In chapter 2:3-5 the Shulamite compares the foods on Solomon’s tables to the preferred fare of what the Beloved provides for her. Her Beloved’s banquet hall is, again, among the trees, and consists of simple things like cakes of raisins and apples. Consider Solomon’s daily provisions given in 1 Kings 4:22-23: 30 kors (a kor is about 10 bushels) of fine flour, 60 kors of meal, 10 fat oxen, 20 pasture-fed oxen, 100 sheep plus deer, gazelles, roebucks, and fattened fowl – that’s just his grain and meat! This country girl would much rather have the simpler foods of her simpler life.
In Song of Solomon 6:4-10 Solomon is wooing her for a third time. He compares her to his army, his flocks of goats, and his 60 queens and 80 concubines. He, of course, tells her that she is the ONLY one that is perfect and unique – among all his women.

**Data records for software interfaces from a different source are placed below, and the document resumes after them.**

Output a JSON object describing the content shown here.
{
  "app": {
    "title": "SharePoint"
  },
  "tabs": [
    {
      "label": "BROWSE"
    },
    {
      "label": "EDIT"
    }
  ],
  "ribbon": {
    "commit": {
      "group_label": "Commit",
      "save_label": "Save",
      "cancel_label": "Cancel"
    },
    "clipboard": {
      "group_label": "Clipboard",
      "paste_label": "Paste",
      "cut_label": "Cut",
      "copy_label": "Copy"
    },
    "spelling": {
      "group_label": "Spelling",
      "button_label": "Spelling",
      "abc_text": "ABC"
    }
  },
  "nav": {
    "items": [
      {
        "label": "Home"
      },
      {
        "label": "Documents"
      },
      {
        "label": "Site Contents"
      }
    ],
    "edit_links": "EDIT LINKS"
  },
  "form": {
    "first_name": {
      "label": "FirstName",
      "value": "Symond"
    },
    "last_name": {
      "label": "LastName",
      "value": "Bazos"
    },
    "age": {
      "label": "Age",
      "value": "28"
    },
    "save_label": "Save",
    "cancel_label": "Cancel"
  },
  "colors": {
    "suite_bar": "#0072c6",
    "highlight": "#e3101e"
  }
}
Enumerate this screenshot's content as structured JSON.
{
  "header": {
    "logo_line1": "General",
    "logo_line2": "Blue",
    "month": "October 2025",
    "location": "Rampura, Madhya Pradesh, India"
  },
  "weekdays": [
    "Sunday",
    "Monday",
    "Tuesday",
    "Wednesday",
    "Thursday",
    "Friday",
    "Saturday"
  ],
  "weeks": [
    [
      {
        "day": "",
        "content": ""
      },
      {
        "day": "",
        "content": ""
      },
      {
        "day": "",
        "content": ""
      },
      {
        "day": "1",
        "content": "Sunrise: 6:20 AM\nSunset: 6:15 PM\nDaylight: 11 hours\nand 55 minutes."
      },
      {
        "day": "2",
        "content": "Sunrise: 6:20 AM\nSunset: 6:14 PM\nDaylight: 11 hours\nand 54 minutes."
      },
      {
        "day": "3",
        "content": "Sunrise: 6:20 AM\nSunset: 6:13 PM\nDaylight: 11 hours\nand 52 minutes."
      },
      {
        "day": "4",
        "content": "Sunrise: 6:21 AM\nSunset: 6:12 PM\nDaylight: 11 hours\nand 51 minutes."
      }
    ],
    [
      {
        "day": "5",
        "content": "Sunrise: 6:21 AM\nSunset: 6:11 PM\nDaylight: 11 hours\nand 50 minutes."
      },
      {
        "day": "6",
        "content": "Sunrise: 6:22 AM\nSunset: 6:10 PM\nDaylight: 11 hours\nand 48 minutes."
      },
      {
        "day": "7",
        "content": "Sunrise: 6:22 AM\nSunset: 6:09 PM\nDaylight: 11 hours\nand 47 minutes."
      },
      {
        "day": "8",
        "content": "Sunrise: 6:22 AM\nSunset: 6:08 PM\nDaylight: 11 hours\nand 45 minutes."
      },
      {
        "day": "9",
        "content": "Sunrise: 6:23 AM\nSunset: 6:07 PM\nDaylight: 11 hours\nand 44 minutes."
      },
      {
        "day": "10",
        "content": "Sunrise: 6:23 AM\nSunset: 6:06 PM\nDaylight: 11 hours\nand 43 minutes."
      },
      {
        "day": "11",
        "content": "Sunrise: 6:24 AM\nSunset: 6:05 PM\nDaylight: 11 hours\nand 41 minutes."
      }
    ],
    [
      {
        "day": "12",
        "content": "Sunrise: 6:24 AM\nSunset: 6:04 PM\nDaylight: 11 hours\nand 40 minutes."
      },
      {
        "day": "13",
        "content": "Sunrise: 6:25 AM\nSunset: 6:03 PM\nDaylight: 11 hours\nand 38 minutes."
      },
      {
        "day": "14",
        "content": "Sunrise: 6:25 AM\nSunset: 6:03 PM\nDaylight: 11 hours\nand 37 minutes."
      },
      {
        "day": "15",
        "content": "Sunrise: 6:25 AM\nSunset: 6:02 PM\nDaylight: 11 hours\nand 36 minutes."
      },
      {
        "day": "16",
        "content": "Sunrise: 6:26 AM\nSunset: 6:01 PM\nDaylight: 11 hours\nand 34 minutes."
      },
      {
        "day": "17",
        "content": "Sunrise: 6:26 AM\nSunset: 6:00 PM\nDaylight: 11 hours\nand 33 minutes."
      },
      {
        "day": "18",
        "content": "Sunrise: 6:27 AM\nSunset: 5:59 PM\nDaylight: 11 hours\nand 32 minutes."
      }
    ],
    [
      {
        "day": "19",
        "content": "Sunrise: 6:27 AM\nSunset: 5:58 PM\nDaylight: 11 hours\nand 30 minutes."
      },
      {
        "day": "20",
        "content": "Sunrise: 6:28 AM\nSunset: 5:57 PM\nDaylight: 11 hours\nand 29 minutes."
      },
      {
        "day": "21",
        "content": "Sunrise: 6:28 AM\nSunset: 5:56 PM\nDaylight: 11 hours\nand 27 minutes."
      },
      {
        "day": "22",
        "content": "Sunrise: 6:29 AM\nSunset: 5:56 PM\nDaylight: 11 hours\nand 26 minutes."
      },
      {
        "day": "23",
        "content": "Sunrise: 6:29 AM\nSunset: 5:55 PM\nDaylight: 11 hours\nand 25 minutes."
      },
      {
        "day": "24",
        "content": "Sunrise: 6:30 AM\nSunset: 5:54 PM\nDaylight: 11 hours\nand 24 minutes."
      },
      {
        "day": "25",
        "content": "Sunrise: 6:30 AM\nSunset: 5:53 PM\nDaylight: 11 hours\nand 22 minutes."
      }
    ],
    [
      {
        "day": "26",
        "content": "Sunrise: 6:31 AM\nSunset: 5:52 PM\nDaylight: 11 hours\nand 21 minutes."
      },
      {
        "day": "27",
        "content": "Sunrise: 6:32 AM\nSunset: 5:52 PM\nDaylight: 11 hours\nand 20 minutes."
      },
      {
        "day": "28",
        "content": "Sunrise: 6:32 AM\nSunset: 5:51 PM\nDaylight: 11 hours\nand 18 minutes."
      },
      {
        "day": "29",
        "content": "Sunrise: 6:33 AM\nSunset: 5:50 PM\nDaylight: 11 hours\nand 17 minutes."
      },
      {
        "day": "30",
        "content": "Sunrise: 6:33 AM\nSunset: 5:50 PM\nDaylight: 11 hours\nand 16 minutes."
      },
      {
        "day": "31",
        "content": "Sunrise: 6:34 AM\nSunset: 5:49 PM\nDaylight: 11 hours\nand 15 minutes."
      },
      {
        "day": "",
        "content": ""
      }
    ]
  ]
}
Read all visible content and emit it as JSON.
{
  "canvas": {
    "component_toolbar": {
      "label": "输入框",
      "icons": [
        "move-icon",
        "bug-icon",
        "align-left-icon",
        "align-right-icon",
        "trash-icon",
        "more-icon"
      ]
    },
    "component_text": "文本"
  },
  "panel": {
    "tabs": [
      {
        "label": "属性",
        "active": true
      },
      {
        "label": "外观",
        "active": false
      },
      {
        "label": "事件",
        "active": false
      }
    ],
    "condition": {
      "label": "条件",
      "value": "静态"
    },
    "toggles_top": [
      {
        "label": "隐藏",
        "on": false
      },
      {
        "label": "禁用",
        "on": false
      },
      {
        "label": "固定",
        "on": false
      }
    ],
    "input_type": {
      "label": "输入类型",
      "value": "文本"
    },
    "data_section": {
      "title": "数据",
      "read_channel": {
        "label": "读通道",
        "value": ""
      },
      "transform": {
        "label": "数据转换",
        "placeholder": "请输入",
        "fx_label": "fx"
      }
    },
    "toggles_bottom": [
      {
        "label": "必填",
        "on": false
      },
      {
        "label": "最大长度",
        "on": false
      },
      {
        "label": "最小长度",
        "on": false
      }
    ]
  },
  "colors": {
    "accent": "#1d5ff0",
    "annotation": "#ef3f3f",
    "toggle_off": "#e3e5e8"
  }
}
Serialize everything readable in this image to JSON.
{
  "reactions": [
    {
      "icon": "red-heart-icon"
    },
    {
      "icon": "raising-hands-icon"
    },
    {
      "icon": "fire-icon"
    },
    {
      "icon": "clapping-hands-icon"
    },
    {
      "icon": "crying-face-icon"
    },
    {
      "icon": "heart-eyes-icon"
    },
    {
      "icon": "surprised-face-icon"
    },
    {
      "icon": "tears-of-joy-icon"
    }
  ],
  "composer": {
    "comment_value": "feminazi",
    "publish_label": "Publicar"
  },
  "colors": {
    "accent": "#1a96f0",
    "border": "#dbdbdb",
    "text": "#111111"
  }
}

Her response? Boredom and a desire to go somewhere less dripping with flattery! She goes to the orchard of nut trees; she seeks solace among the trees to which she has access at the palace. Before she even realizes it, she is so enraptured with looking toward the life she knows back home that she takes off running as though to leave Solomon and all his trappings behind (Song of Solomon 6:11-12). She is NOT impressed.
This is fully culminated in the climax of the story found in Chapter 7. In verses 1-5 the women of the court tell her, in the most physical of terms, how beautiful she is; Solomon follows suit with a most lurid invitation in verses 6-9a. The Shulamite shows her decision, and her strength of character by the choice in verses 9b-13. She says, essentially, “My kisses are for my Beloved, I belong to him, and I am ready to go home to him where I can freely enjoy married life with him.” There is no more question of which life is for her.
”Charm is deceitful and beauty is vain, but a woman who fears the Lord, she shall be praised” (Pro. 31:30).
To see the woman who was “instructed by her mother” we only have to go to Song of Solomon 4:8-15. The Beloved Shepherd describes her as being simple about her array (vs. 9 says “single strand of your necklace”), taking care of herself and her clothing (she smells good, vs. 10 and 11), she uses her mouth to speak kind words (compare vs. 11 to Ps. 19:10 and Prov. 31:26), she is pure (vs. 12), and she has cared for herself so that she is ever ready to be a benefit, in any way (vs. 13-15)! What a wonderful young woman! This young woman could be sure of her behavior so that she could bring her beloved to meet her mother with no shame (Song of Solomon 3:4 and 8:2).
My prayer is that every mother would train every daughter to have the confidence and strength of character that the Shulamite displays. God gives such a beautiful story of how to choose love. The keys to a happy, healthy marriage are two people who are mentally, physically, and spiritually aware of themselves and prepared to bring themselves completely to the relationship for the rest of their lives. I believe this is the knowledge the Shulamite’s mother handed down to her daughter – and I thank the Lord that we can all learn from her as well.
The Diligent Woman (www.thediligentwoman.com)